> EXERCISE
Using the records below, report how many lines hold "پروژه", with no extra text.

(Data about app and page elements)
* * * * *

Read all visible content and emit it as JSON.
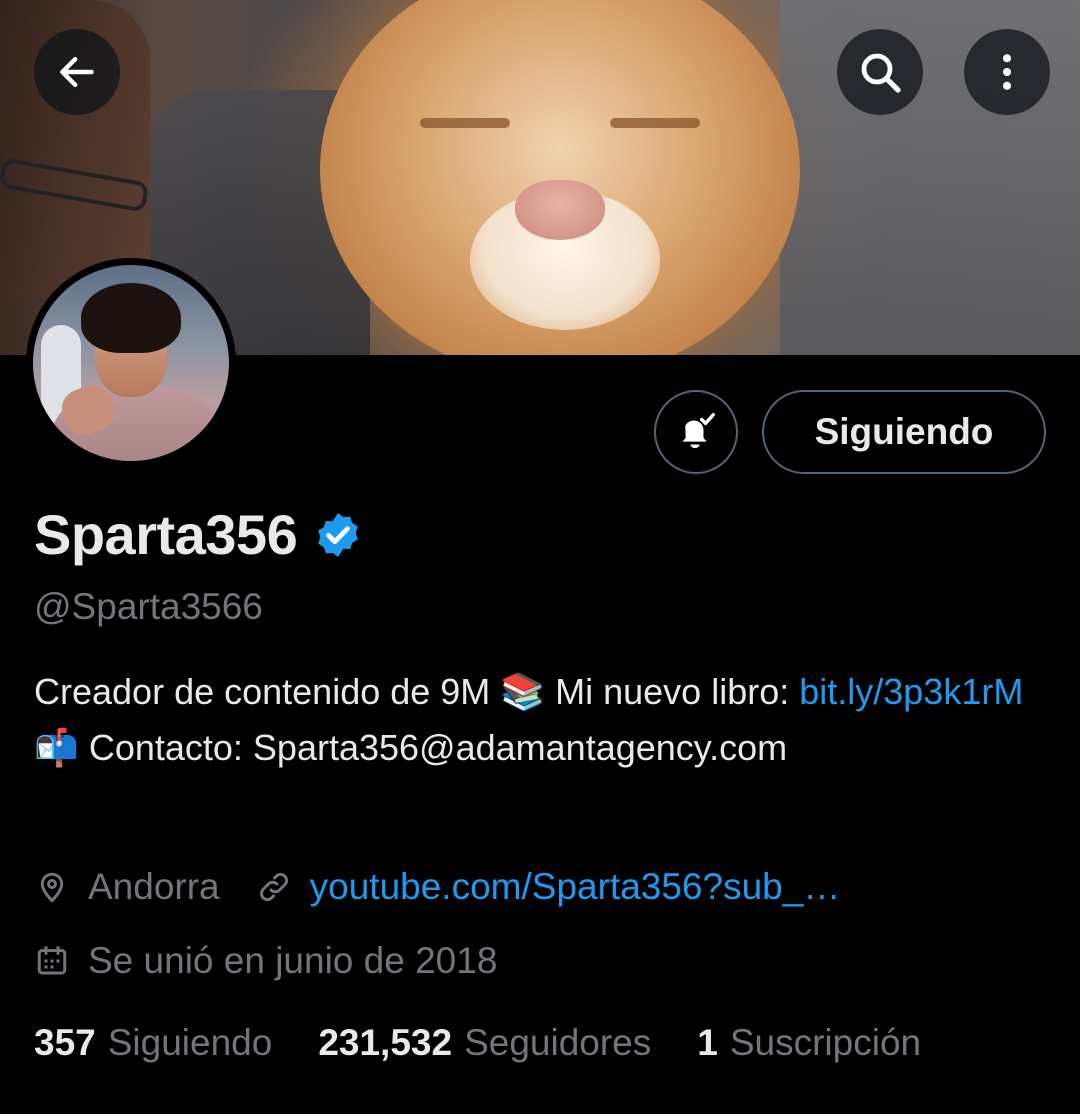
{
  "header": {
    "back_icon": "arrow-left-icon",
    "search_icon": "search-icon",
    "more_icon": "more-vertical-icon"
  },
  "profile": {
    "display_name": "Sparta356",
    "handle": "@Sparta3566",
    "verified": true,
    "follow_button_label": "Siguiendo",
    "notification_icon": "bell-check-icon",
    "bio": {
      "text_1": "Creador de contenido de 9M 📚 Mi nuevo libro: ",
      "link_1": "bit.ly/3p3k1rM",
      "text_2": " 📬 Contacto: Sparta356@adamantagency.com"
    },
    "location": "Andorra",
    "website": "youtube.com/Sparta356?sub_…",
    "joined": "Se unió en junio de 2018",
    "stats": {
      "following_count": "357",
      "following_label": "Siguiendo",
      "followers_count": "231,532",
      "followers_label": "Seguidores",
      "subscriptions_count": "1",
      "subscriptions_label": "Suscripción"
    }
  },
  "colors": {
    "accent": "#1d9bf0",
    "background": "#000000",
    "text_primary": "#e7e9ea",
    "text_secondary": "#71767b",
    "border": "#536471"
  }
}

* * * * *

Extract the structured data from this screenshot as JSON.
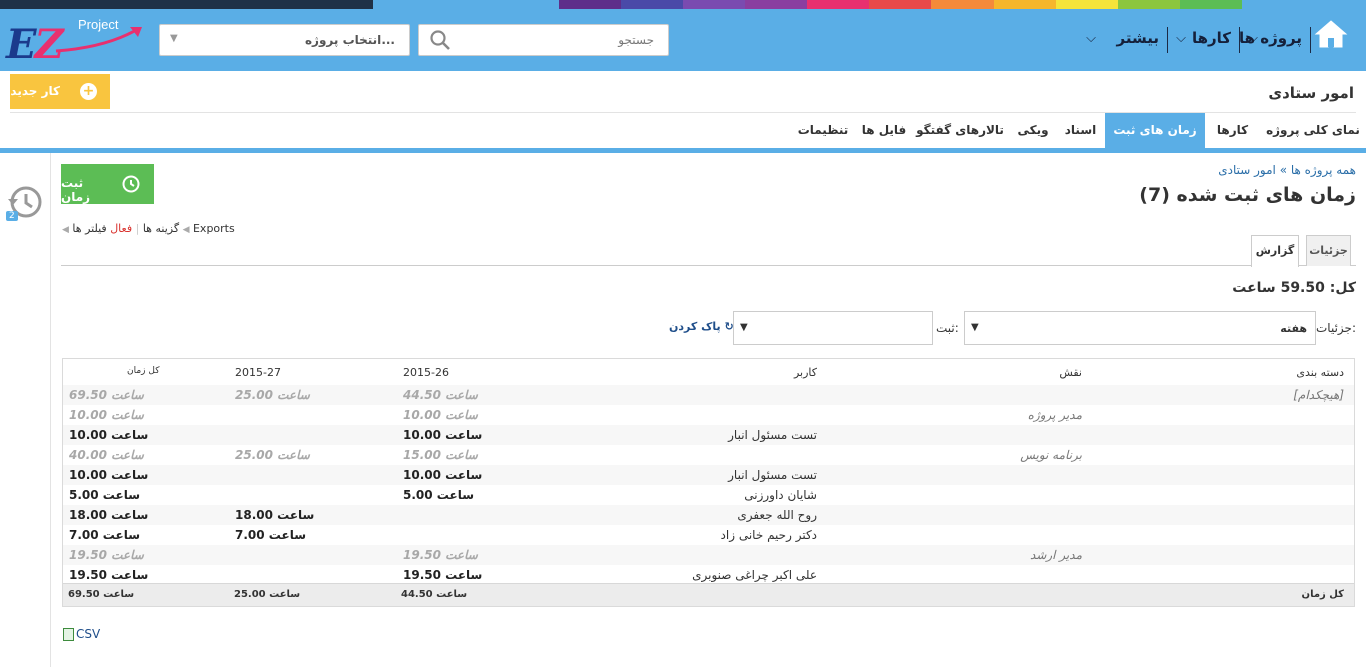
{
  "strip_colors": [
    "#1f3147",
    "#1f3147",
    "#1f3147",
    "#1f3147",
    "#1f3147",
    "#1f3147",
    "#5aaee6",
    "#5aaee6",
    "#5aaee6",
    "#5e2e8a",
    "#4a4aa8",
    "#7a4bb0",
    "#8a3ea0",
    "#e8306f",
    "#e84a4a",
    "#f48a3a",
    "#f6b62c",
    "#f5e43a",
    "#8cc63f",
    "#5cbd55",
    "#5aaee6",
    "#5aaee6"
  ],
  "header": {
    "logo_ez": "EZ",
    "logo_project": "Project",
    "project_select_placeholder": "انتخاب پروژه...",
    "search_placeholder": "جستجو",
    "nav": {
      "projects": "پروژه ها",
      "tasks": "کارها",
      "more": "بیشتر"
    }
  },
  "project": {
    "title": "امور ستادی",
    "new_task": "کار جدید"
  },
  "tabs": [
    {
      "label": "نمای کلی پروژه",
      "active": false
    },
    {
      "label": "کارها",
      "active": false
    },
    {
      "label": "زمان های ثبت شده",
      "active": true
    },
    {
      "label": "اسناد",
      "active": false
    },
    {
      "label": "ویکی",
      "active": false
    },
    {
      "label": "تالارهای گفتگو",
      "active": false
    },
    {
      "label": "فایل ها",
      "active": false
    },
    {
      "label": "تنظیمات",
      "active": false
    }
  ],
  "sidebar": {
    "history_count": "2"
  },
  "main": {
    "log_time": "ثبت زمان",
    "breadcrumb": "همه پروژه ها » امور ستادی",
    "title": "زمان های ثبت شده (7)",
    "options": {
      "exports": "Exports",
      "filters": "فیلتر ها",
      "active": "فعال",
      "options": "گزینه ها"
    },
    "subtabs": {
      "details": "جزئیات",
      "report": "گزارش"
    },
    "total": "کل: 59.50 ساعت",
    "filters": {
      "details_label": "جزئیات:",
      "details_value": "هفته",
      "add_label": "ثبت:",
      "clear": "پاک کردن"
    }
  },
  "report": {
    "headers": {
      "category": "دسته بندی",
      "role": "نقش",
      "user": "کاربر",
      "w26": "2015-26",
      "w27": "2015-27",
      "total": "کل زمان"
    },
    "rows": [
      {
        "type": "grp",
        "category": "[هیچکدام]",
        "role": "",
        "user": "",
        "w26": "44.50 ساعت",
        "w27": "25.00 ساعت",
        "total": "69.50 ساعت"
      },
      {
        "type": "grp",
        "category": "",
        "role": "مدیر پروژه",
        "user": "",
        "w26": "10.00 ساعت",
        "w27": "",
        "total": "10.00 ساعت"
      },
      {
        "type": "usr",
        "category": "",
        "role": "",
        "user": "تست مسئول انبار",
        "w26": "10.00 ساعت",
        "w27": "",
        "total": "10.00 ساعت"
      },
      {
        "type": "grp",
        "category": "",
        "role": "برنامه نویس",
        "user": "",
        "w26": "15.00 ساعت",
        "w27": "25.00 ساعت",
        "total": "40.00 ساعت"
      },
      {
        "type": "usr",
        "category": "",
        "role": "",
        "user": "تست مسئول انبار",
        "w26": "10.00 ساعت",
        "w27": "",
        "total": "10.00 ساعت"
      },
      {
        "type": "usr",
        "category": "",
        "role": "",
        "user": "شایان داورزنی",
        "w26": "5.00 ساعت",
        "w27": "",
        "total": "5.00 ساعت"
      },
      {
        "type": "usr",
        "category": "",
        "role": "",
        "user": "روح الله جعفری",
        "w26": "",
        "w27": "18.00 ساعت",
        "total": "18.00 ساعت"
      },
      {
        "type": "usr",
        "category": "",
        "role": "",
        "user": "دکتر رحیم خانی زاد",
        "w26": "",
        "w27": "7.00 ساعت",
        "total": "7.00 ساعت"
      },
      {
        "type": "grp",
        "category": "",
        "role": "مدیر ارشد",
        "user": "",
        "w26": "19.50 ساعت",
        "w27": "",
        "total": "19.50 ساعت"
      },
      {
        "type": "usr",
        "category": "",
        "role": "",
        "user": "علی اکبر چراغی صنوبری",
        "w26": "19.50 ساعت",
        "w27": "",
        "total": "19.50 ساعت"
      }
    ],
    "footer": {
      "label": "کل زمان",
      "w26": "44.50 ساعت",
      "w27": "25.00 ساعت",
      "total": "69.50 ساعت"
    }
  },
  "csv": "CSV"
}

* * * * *

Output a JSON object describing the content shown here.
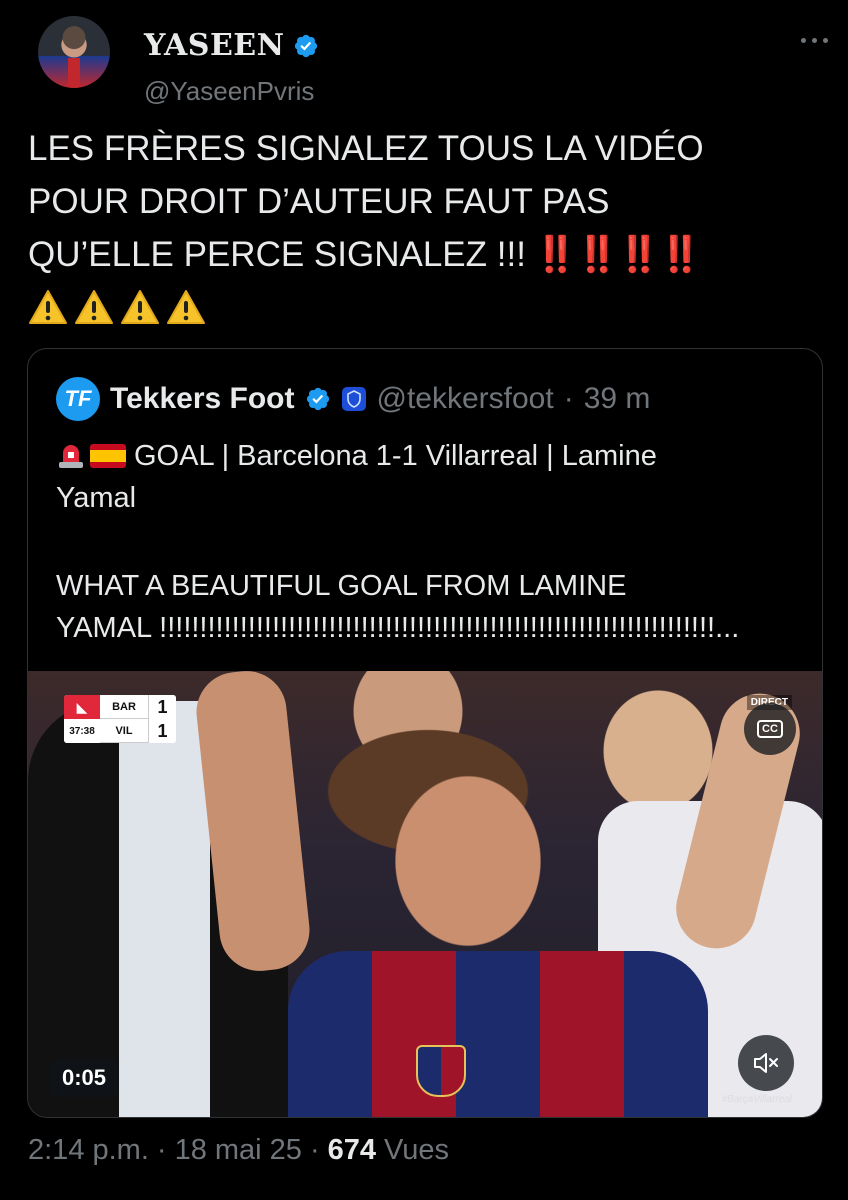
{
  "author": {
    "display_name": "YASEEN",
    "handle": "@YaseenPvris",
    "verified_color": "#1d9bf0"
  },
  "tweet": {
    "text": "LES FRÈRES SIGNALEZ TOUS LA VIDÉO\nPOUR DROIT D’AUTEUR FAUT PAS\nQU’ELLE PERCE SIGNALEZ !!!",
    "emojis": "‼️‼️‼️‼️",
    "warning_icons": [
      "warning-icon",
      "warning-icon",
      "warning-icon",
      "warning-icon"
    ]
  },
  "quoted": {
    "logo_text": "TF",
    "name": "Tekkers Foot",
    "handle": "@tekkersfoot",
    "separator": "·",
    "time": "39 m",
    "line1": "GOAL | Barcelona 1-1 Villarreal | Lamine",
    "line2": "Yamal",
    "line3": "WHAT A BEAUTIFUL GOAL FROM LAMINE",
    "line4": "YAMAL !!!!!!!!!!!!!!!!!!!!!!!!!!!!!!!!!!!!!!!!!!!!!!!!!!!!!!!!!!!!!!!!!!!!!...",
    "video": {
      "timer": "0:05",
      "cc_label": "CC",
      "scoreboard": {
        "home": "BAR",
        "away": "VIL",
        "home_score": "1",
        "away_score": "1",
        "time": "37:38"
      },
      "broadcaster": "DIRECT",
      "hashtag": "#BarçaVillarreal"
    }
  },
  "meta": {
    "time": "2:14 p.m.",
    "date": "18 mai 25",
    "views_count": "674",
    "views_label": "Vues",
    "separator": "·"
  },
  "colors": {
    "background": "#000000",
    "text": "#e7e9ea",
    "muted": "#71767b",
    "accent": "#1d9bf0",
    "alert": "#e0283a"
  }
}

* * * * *

> ANSWER TO THE EXERCISE
5